The former chief of Pakistan’s tax agency, Shabbar Zaidi, has said that the Islamist nation has gone bankrupt and that the government had been lying about the country's prosperity.

Speaking on Pakistan's economic condition at Hamdard University on Wednesday, the former chairman of the Federal Board of Revenue said that the country was not in a state of “going concern” — an accounting terminology referring to a business that is operating and making a profit.

“We keep saying that everything is good, the country is running well, we have achieved great success and we brought tabdeeli (change) but this is wrong. In my view, the country is, at the moment, bankrupt and not a going concern.”

“It is better if you decide first that we have reached bankruptcy and we have to move forward compared to saying everything is running well and I will do this and that. These are all things to deceive the people,” Zaidi said.

A video clip of his speech had gone viral on social media.


However, on Friday, Zaid issued a clarification that his remarks were "misreported", adding that he had given a presentation of 30 minutes, of which only three were "cherry-picked".

In a tweet, he said, "Yes I said that with this constant current account & fiscal deficit there are issues of bankruptcy & going concern but look at the solution."

He said his statement had been made on a "basis & conviction".

"I only want to say that whole speech is to [be] read and listened [to]."


Pakistan’s economy is on the brink of collapse. The country faces record inflation that’s pushing the price of daily commodities higher.

Last week, the rupee tumbled to all-time lows, losing 15 per cent of its value against the dollar in six months.

Officials fear a surging import bill will deplete foreign currency reserves and further destabilise the economy.

Apart from that, Pakistan is currently negotiating with the International Monetary Fund for a bailout package to overcome the balance of payment crisis.

In July 2019, Pakistan and the IMF had signed a 39-month Extended Fund Facility for $ 6 billion but the programme remained largely off track, resulting in disbursements of only $ 2 billion in two years.

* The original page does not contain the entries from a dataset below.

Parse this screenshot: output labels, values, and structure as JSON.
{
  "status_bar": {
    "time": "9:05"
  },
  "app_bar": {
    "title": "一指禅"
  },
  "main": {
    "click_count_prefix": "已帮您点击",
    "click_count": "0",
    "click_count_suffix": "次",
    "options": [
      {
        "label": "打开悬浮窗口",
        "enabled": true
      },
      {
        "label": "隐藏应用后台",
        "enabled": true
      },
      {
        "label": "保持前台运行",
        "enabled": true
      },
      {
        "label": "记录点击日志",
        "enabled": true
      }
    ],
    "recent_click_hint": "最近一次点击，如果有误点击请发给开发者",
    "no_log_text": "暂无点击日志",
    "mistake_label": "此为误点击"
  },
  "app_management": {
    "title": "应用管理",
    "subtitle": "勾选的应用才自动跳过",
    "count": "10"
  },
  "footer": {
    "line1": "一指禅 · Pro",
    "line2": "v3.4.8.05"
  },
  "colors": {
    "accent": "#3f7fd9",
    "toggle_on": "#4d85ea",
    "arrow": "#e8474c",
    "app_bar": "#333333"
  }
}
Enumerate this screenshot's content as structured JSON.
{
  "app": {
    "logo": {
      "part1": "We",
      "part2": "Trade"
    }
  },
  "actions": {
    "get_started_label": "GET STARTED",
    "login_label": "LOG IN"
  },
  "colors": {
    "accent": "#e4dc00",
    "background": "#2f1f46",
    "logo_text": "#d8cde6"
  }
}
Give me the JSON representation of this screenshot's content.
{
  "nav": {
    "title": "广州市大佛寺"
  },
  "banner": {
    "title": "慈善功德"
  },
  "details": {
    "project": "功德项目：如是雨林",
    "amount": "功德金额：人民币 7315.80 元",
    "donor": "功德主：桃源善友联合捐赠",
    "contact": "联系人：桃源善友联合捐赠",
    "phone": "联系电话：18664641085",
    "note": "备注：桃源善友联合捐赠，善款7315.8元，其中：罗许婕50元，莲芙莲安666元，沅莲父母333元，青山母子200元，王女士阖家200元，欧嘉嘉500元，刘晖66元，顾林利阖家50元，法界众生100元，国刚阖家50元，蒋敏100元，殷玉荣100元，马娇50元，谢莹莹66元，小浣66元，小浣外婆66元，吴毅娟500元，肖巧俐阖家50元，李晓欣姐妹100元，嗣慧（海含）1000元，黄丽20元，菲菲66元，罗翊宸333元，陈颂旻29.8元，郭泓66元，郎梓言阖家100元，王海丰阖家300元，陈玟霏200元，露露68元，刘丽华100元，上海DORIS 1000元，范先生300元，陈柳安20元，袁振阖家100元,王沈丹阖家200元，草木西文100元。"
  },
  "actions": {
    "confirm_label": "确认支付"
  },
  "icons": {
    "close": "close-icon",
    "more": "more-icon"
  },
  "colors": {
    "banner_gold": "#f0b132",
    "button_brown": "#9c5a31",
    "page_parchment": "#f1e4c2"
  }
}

And since 2018, Pakistan has been stuck in the grey list of the Paris-based Financial Action Task Force (FATF), for unable to curb counter-terror financing and anti-money laundering activities.

According to Islamabad-based independent think-tank, Tabadlab, Pakistan has lost $38 billion of its GDP because of the FATF sanctions.

(With inputs from agencies)